What factors should organizations consider when evaluating cloud security solutions?

Each organization’s cloud architecture is unique and has its own set of individual considerations. With that in mind, organizations should consider the following common factors when selecting cloud security solutions and providers:

Certifications & Standards

Technologies & Service Roadmap

Data Security, Data Governance and Business policies

Contracts, Commercials & SLAs

Reliability & Performance

Migration Support, Vendor Lock in & Exit Planning

Business health & Company profile

Cloud cyber security

Organizations could lean on a few well-known ones to enhance and develop the security of their cloud environments:

Ensure that internet-facing services are secure

Although it’s always better to completely limit access to and from the internet to a cloud environment, it’s not always possible. As such, it is recommended to review any internet-facing services and establish secure processes and procedures.

Leverage a zero-trust network.

In zero-trust networks, nothing is trusted by default.

Understand the shared responsibilities

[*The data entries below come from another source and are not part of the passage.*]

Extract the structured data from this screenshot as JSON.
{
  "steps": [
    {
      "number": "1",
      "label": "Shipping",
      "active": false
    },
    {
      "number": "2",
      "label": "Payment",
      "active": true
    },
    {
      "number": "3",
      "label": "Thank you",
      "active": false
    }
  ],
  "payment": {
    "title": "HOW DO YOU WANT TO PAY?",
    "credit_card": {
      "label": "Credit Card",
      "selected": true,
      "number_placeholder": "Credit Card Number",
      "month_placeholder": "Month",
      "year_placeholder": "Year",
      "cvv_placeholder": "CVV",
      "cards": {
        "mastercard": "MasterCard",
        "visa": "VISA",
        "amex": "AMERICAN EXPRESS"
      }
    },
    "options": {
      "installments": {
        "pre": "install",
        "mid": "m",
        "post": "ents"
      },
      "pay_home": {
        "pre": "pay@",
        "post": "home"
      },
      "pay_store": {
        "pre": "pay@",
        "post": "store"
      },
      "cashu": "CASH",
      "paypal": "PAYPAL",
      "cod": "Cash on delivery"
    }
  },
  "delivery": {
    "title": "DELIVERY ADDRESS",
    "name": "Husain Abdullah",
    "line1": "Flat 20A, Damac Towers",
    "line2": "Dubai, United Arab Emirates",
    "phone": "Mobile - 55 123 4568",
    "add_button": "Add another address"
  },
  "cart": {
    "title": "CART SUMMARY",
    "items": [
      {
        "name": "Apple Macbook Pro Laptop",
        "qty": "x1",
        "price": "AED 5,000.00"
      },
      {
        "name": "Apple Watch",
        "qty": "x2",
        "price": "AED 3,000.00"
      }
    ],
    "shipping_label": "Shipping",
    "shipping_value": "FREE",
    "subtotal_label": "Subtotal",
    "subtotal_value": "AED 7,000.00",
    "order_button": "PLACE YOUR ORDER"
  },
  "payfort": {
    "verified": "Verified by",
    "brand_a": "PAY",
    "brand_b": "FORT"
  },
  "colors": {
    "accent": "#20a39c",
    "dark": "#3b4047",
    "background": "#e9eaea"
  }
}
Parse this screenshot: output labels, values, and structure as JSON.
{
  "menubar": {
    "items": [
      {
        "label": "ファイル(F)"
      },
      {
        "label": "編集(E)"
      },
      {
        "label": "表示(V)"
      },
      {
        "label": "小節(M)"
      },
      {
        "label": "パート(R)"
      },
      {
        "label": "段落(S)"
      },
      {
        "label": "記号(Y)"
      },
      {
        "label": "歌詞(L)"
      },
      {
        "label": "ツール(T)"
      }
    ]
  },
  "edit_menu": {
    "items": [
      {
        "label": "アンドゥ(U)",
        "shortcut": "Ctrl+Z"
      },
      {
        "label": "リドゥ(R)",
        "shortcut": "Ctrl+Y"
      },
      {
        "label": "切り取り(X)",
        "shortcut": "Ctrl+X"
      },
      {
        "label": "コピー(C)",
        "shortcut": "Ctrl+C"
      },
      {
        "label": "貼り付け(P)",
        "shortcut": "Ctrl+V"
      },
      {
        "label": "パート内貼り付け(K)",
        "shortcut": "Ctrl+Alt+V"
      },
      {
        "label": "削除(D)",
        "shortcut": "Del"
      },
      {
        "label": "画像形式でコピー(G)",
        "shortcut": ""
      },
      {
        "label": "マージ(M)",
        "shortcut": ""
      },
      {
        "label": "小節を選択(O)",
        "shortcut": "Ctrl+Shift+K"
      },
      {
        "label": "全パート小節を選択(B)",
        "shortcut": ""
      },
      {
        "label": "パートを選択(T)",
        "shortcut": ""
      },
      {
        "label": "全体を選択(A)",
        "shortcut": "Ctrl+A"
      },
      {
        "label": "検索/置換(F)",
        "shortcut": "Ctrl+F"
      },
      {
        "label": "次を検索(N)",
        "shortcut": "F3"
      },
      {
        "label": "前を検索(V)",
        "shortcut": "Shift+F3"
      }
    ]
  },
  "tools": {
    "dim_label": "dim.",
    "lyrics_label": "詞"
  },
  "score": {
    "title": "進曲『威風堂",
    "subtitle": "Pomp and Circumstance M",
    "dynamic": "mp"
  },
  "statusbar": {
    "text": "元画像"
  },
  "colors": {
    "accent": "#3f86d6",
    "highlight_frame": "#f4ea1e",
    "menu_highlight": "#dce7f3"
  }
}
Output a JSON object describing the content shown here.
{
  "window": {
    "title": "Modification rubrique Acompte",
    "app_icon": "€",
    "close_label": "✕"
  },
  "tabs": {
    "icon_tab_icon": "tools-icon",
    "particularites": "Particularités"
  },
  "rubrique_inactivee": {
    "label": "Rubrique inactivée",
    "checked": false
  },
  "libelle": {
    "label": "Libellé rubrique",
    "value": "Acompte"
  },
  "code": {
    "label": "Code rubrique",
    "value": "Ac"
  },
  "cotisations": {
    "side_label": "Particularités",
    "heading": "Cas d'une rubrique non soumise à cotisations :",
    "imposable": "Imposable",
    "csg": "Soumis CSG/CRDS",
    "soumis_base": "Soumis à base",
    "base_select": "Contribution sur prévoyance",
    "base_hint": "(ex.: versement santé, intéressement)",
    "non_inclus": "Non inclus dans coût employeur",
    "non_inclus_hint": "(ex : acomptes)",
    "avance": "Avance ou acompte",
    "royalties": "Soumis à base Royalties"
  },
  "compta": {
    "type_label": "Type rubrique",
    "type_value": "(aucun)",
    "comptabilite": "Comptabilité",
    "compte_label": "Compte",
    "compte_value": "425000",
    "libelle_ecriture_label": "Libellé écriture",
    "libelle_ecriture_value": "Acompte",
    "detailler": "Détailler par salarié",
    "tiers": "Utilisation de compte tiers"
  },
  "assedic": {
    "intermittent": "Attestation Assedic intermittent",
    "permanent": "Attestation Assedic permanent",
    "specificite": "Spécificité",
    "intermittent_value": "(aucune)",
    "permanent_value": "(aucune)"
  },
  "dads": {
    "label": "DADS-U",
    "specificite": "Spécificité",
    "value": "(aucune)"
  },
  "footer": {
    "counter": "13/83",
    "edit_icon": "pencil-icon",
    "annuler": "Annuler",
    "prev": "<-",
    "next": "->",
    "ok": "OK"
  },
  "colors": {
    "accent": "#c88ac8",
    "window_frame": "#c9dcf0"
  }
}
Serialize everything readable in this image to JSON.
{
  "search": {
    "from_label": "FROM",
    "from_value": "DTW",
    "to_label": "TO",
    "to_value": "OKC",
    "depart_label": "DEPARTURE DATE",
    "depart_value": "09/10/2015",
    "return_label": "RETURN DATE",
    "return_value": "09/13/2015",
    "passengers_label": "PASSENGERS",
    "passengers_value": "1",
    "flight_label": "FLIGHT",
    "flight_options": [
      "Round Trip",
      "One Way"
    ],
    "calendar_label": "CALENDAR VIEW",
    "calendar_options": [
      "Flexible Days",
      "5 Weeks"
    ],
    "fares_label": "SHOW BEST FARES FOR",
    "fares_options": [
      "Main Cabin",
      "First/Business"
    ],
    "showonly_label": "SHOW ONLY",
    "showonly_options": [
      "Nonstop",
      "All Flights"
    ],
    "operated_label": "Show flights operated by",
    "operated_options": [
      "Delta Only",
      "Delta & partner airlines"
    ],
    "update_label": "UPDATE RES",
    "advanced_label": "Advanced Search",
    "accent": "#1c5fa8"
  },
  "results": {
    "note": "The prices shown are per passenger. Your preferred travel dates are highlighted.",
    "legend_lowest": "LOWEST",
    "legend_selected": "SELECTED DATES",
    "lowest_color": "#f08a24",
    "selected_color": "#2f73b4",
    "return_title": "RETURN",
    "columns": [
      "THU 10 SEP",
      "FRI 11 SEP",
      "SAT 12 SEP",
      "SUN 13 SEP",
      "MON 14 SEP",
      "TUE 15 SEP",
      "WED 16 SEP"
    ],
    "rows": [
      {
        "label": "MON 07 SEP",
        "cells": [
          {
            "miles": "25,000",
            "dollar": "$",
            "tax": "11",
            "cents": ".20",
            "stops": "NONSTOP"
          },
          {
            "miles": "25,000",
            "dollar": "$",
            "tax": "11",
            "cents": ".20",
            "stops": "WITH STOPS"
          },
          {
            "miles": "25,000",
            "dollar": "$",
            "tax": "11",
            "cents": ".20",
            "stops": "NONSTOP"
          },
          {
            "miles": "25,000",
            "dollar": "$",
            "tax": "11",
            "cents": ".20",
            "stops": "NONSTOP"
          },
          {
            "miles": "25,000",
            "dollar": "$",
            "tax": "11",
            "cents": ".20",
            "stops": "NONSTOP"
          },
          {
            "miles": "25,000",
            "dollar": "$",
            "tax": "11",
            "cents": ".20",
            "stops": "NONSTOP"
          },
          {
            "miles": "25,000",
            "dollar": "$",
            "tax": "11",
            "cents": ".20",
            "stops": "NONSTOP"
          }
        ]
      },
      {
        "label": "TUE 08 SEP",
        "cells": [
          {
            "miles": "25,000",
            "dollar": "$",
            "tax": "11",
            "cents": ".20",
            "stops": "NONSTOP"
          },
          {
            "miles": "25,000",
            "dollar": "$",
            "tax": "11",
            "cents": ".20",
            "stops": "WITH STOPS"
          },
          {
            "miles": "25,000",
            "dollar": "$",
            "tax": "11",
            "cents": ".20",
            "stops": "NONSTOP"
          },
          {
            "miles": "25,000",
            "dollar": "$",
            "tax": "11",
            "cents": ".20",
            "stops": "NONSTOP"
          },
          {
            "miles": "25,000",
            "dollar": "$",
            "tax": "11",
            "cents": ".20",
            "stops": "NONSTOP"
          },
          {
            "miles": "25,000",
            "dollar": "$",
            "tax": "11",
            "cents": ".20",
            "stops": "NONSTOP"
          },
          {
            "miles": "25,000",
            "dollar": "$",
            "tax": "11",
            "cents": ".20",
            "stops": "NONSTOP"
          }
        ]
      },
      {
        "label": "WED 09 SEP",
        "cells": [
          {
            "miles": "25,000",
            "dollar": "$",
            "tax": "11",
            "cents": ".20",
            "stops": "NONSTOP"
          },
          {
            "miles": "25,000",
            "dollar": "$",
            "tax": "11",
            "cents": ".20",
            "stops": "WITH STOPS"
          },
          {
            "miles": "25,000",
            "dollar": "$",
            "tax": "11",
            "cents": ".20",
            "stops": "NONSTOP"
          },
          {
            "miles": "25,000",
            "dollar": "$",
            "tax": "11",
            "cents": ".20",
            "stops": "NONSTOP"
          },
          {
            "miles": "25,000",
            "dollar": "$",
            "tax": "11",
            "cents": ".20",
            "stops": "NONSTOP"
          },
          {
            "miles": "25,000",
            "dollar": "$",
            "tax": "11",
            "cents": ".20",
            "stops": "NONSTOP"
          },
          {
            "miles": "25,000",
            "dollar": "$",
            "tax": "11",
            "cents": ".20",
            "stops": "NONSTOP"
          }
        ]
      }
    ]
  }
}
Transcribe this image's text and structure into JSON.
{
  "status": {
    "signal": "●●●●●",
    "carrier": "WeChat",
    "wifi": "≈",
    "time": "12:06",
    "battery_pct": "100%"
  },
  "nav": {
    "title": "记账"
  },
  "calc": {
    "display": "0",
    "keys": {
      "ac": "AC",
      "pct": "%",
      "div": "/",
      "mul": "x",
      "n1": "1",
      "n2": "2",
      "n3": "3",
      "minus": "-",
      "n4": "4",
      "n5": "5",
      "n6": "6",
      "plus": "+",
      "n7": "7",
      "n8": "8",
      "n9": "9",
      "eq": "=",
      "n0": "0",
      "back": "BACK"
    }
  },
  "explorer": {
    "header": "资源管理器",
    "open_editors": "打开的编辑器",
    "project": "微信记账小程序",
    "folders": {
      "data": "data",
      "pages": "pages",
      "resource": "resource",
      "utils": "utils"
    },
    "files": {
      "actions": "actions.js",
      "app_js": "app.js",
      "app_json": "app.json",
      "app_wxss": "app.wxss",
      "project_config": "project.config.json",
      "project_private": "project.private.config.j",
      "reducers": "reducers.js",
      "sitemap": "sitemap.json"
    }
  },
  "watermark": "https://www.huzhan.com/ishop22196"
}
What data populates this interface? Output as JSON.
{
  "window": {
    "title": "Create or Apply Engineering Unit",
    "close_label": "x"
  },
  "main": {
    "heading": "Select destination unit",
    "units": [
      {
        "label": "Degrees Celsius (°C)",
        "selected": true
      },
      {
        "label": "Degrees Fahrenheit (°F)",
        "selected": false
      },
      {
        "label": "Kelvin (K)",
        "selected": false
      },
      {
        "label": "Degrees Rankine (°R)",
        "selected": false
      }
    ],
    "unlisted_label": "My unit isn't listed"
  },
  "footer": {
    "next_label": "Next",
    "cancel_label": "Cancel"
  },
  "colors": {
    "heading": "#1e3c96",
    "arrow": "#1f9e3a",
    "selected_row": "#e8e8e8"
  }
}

With cloud services, both the organization and the provider share responsibility of cloud applications and the data. It is of outmost importance for all parties to understand their portion of the shared responsibilities to ensure a robust security posture.

Darktrace/Cloud for a secure cloud environment

Darktrace/Cloud is powered by Self-Learning AI, which learns an organization’s normal business operations so it can recognize subtle deviations that indicate a cyber-attack. In this way, Darktrace offers highly bespoke security solutions that can be deployed anywhere a company has data, including standard cloud deployments, as well as serverless deployments and microservices. 

Darktrace/Cloud provides total visibility of an organization’s data in a single pane of glass. It analyzes network data in the cloud alongside control pane events. It covers IaaS, PaaS, and SaaS to regain control over single and multi-cloud infrastructure. Not only can it identify emerging threats across these areas, but it can also take targeted, proportionate action to autonomously neutralize cyber-attacks, without disrupting business. 

With all these capabilities, Darktrace can protect organizations from major threats to data security. For example, Darktrace/Cloud can detect data exfiltration and insider threats, protecting sensitive information stored in the cloud. It can identify unusual data downloads and when it detects a suspicious data flow in Kubernetes cluster, it can contain it. Finally, since Darktrace/Cloud’s AI grows with each business’s data, it benefits organizations at all stages of their cloud journeys.